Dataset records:
----------
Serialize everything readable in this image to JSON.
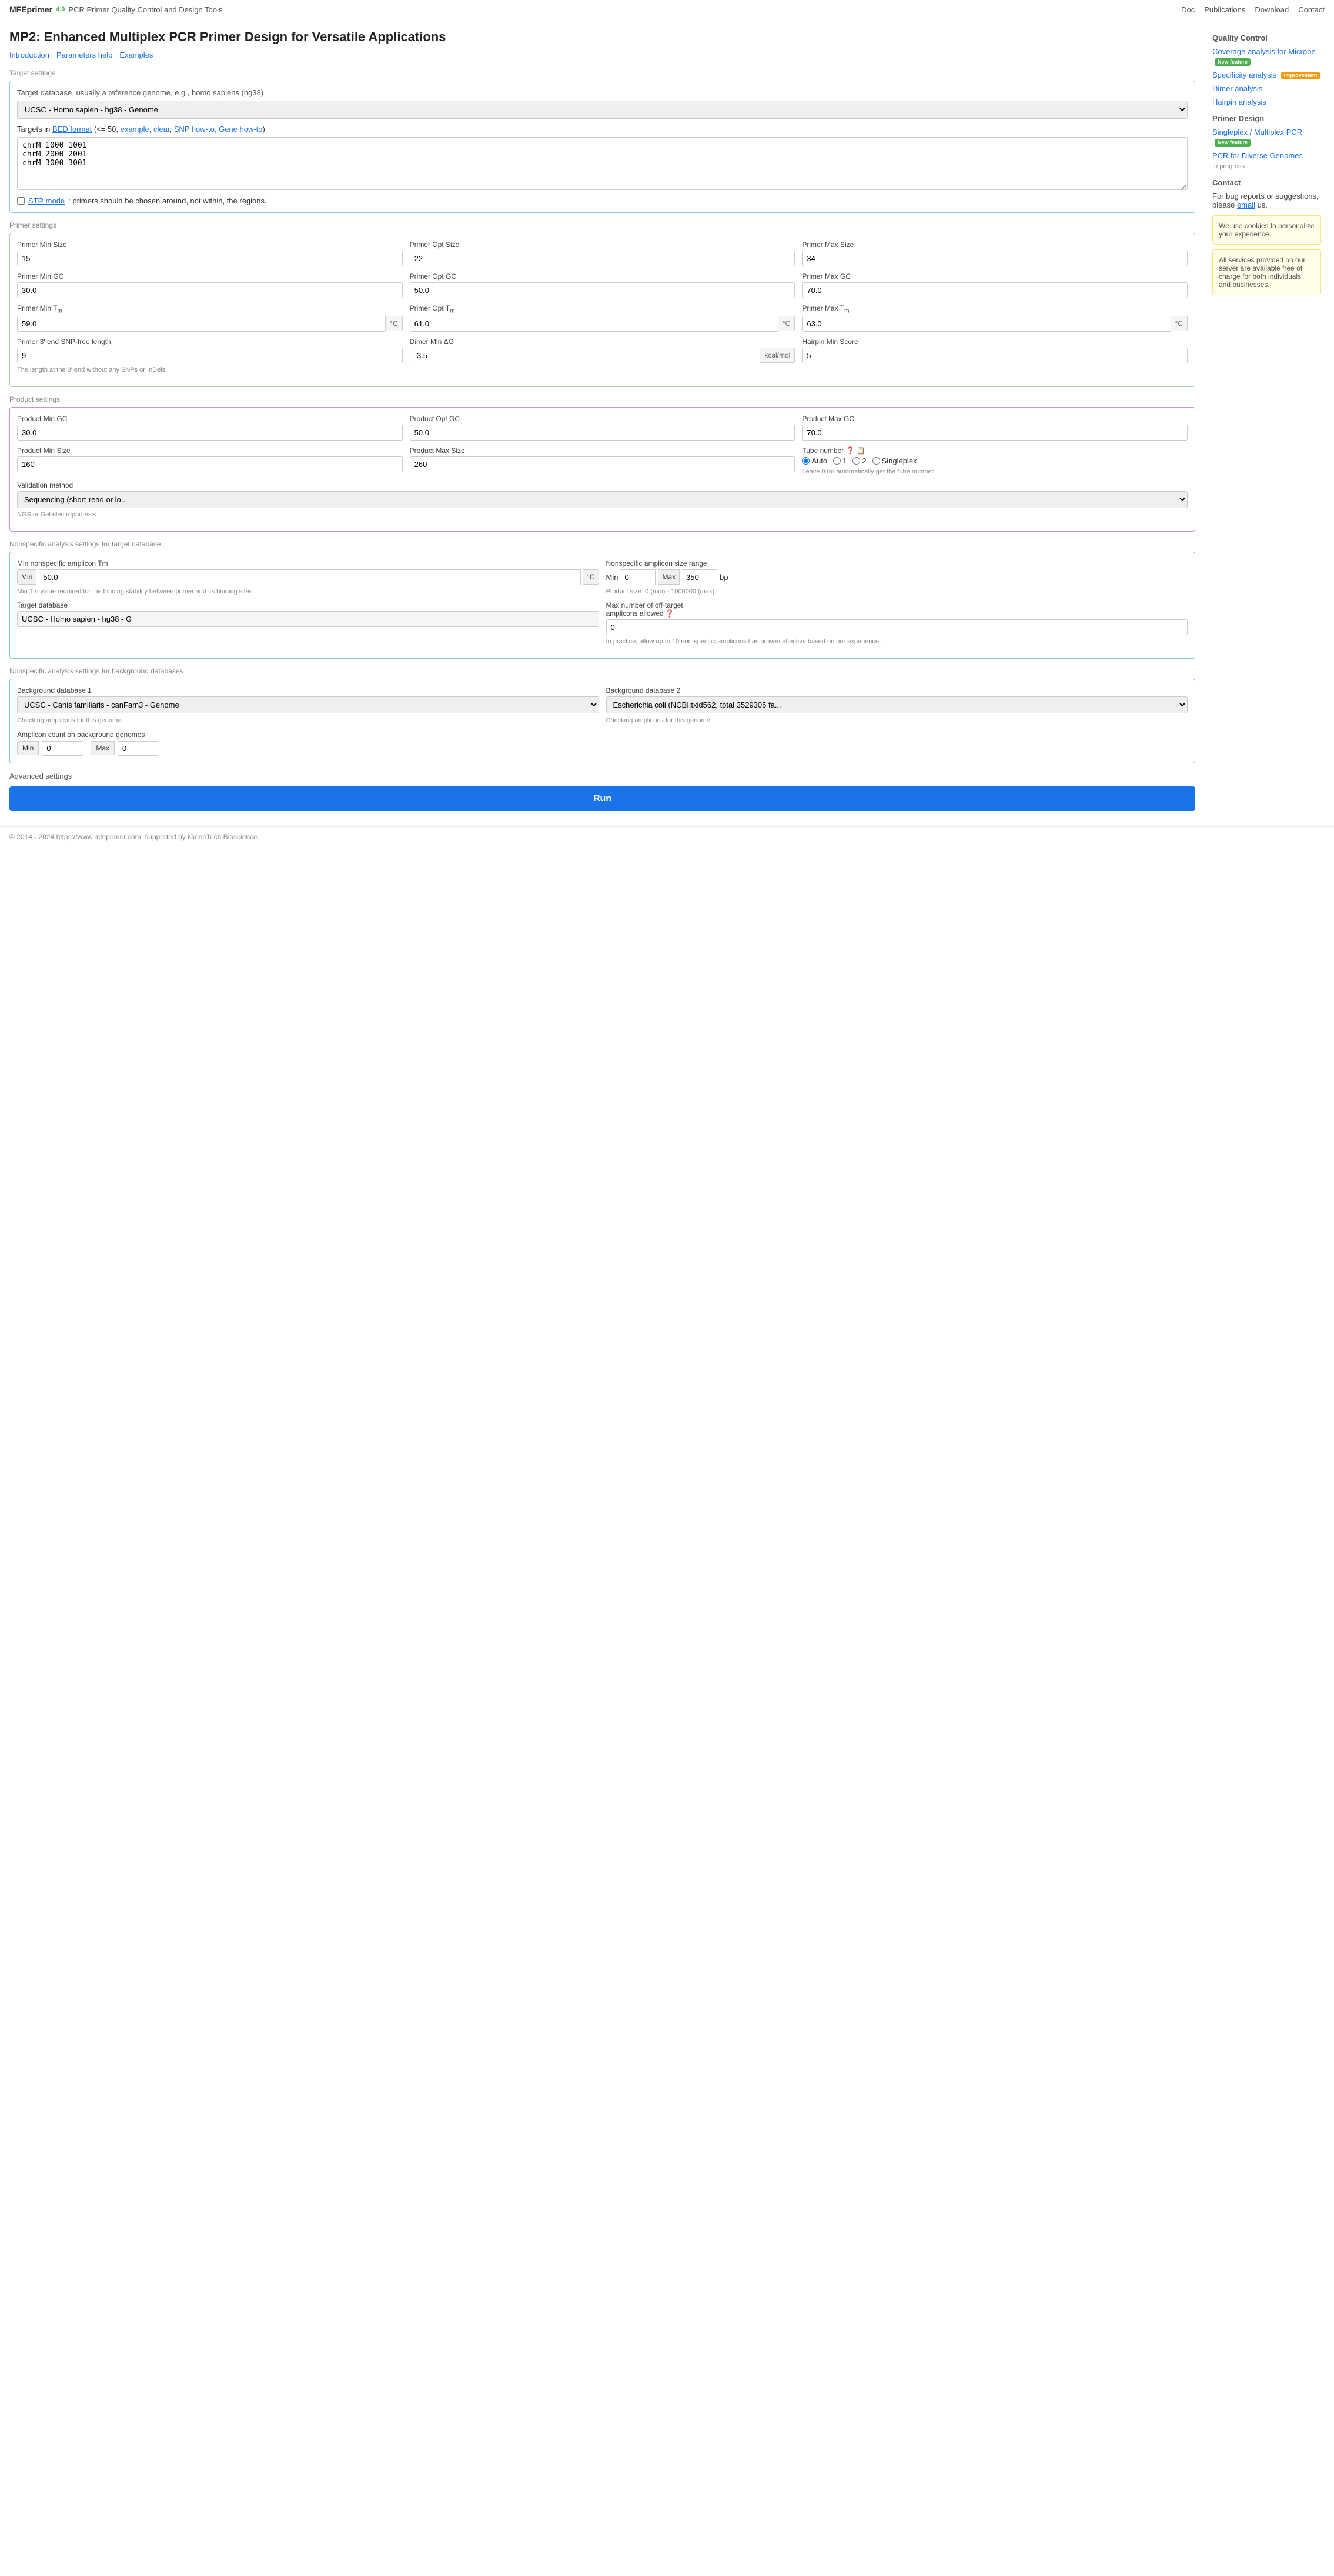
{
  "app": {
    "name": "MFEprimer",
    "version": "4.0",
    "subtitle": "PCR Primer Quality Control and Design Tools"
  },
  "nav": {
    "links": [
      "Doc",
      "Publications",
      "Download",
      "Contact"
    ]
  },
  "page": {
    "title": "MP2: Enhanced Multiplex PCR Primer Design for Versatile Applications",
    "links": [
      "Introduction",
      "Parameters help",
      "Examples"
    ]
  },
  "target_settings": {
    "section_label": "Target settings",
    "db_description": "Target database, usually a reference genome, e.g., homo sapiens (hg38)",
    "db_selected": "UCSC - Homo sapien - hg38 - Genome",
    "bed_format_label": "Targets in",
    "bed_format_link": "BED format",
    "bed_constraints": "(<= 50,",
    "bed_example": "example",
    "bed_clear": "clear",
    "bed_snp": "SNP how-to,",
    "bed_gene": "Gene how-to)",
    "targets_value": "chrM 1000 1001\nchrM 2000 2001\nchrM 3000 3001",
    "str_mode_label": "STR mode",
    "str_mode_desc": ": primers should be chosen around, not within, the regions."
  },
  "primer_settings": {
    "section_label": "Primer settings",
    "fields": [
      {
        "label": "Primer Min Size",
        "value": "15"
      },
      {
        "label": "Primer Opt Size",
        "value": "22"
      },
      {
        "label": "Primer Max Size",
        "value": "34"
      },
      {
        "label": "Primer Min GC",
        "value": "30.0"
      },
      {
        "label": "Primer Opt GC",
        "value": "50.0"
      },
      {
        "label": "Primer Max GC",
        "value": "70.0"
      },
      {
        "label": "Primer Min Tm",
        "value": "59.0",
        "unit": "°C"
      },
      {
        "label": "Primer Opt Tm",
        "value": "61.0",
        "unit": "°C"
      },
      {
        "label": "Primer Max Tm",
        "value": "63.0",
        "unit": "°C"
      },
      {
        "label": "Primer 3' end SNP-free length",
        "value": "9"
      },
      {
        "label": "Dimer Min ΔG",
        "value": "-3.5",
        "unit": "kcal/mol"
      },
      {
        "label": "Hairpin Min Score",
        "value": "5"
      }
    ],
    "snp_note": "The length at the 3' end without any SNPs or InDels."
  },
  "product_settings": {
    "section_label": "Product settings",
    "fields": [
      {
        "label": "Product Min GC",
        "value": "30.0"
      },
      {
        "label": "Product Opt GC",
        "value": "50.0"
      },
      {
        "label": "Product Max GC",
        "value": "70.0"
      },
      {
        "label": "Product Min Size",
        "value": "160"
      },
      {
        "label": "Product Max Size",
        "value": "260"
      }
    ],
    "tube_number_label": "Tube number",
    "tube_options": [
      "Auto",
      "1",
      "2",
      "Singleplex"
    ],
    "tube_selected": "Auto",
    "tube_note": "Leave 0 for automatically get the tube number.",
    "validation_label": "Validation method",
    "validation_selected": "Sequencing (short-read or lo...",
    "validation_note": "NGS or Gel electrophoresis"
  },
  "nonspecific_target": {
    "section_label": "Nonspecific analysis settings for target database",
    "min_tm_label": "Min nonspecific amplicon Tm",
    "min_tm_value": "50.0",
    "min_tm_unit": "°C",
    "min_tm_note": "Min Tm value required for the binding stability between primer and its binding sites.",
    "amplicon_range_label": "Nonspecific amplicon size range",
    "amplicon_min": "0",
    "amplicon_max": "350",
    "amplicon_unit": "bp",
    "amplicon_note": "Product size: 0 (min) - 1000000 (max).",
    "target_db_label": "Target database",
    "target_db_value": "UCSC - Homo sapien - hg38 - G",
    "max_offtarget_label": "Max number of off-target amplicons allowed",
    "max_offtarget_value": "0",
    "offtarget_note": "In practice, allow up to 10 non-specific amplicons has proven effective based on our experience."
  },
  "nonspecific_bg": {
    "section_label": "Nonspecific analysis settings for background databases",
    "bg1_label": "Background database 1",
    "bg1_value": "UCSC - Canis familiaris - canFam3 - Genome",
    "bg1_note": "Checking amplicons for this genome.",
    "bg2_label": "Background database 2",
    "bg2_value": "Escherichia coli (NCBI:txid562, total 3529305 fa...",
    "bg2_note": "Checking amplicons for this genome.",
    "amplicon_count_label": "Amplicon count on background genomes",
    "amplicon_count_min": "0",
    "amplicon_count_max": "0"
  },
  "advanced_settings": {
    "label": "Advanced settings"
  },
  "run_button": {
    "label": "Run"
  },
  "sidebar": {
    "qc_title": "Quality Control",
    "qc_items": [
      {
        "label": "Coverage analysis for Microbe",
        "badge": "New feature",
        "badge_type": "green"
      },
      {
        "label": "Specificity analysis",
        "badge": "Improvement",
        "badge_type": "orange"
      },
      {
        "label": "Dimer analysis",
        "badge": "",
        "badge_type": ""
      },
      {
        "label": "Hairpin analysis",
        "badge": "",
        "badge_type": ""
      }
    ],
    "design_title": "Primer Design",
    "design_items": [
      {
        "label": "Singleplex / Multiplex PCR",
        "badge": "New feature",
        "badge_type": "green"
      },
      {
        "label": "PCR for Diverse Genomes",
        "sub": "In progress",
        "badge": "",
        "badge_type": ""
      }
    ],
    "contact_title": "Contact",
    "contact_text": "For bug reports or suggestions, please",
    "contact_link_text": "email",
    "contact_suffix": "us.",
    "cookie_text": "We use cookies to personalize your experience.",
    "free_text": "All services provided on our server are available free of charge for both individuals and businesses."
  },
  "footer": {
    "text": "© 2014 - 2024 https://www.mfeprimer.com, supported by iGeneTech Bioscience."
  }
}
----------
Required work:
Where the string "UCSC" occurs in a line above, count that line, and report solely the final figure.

Your solution:
3